Graduation Year


Document Type

Honors Thesis

Degree Name

Bachelor of Arts



Program or Major


Faculty Advisor

Deborah Kisatsky


The definitive objective of the New Deal was the survival of the American people and economy, but did it go a step further to address the social justice goals of the Progressive Era that preceded it? Did it carry on progressive ideals, or did the New Deal morph into something different? Above all, did the New Deal empower disenfranchised groups such as African Americans or did it mainly benefit white working and middle class citizens, perpetuating traditional hierarchies of social and political power in the United States?

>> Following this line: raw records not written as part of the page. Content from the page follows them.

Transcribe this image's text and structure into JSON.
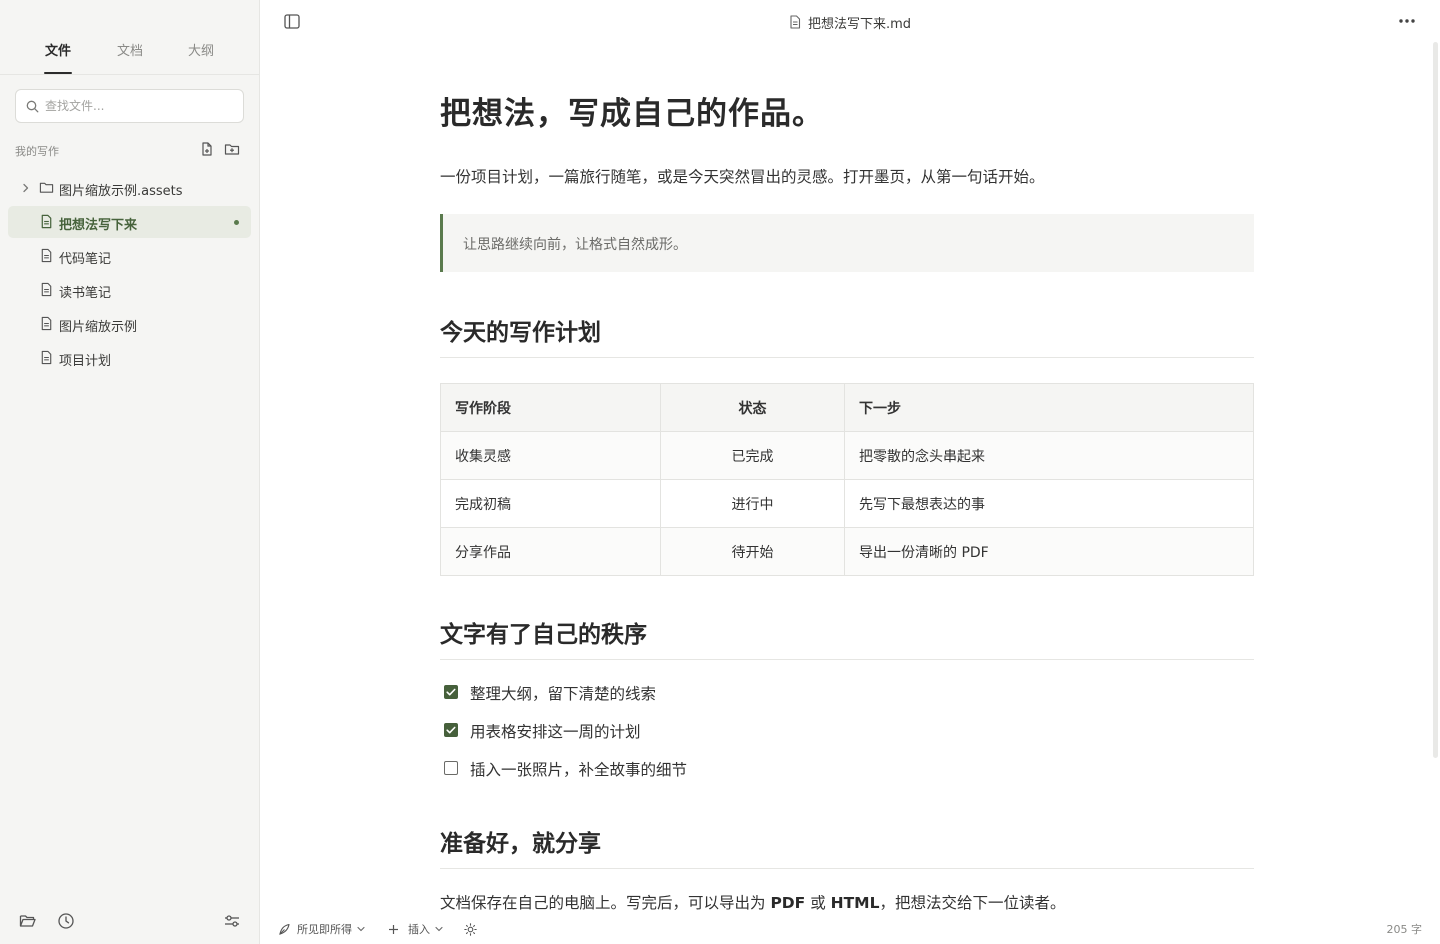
{
  "sidebar": {
    "tabs": [
      {
        "label": "文件"
      },
      {
        "label": "文档"
      },
      {
        "label": "大纲"
      }
    ],
    "search": {
      "placeholder": "查找文件..."
    },
    "section_title": "我的写作",
    "items": [
      {
        "label": "图片缩放示例.assets",
        "type": "folder"
      },
      {
        "label": "把想法写下来",
        "type": "file",
        "active": true
      },
      {
        "label": "代码笔记",
        "type": "file"
      },
      {
        "label": "读书笔记",
        "type": "file"
      },
      {
        "label": "图片缩放示例",
        "type": "file"
      },
      {
        "label": "项目计划",
        "type": "file"
      }
    ]
  },
  "topbar": {
    "doc_title": "把想法写下来.md"
  },
  "doc": {
    "h1": "把想法，写成自己的作品。",
    "lead": "一份项目计划，一篇旅行随笔，或是今天突然冒出的灵感。打开墨页，从第一句话开始。",
    "quote": "让思路继续向前，让格式自然成形。",
    "h2_plan": "今天的写作计划",
    "table": {
      "headers": [
        "写作阶段",
        "状态",
        "下一步"
      ],
      "rows": [
        [
          "收集灵感",
          "已完成",
          "把零散的念头串起来"
        ],
        [
          "完成初稿",
          "进行中",
          "先写下最想表达的事"
        ],
        [
          "分享作品",
          "待开始",
          "导出一份清晰的 PDF"
        ]
      ]
    },
    "h2_order": "文字有了自己的秩序",
    "tasks": [
      {
        "text": "整理大纲，留下清楚的线索",
        "checked": true
      },
      {
        "text": "用表格安排这一周的计划",
        "checked": true
      },
      {
        "text": "插入一张照片，补全故事的细节",
        "checked": false
      }
    ],
    "h2_share": "准备好，就分享",
    "final": {
      "p1": "文档保存在自己的电脑上。写完后，可以导出为 ",
      "b1": "PDF",
      "p2": " 或 ",
      "b2": "HTML",
      "p3": "，把想法交给下一位读者。"
    }
  },
  "statusbar": {
    "mode": "所见即所得",
    "insert": "插入",
    "word_count": "205 字"
  },
  "colors": {
    "accent": "#5a7a4d",
    "accent_dark": "#46603b",
    "sidebar_bg": "#f5f5f3",
    "active_item_bg": "#e8ebe3"
  }
}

To analyze these questions, I will examine the writings of several historians that have assessed, scrutinized, and oftentimes criticized the New Deal to understand their viewpoints related to the New Deal’s progressiveness. This task will necessitate understanding how the Progressive Era affected the New Deal. How was progressivism defined and how much of the spirit and letter of the Progressive age was present in the New Deal?

In order analyze the New Deal’s racial progressiveness specifically, I will look at the Civilian Conservation Corps (CCC) as a microcosm. The Civilian Conservation Corps is one of the most successful and enduring New Deal programs, so I will use it as a case study to examine how African Americans were treated in order to consider whether and how this program advanced progressive idealism during the 1930s. I find that while the New Deal aimed at improving the public good by increasing equality for all groups and advancing the spirit of the Progressive Era, the Civilian Conservation Corps (CCC) itself fell short of creating full equality for African Americans.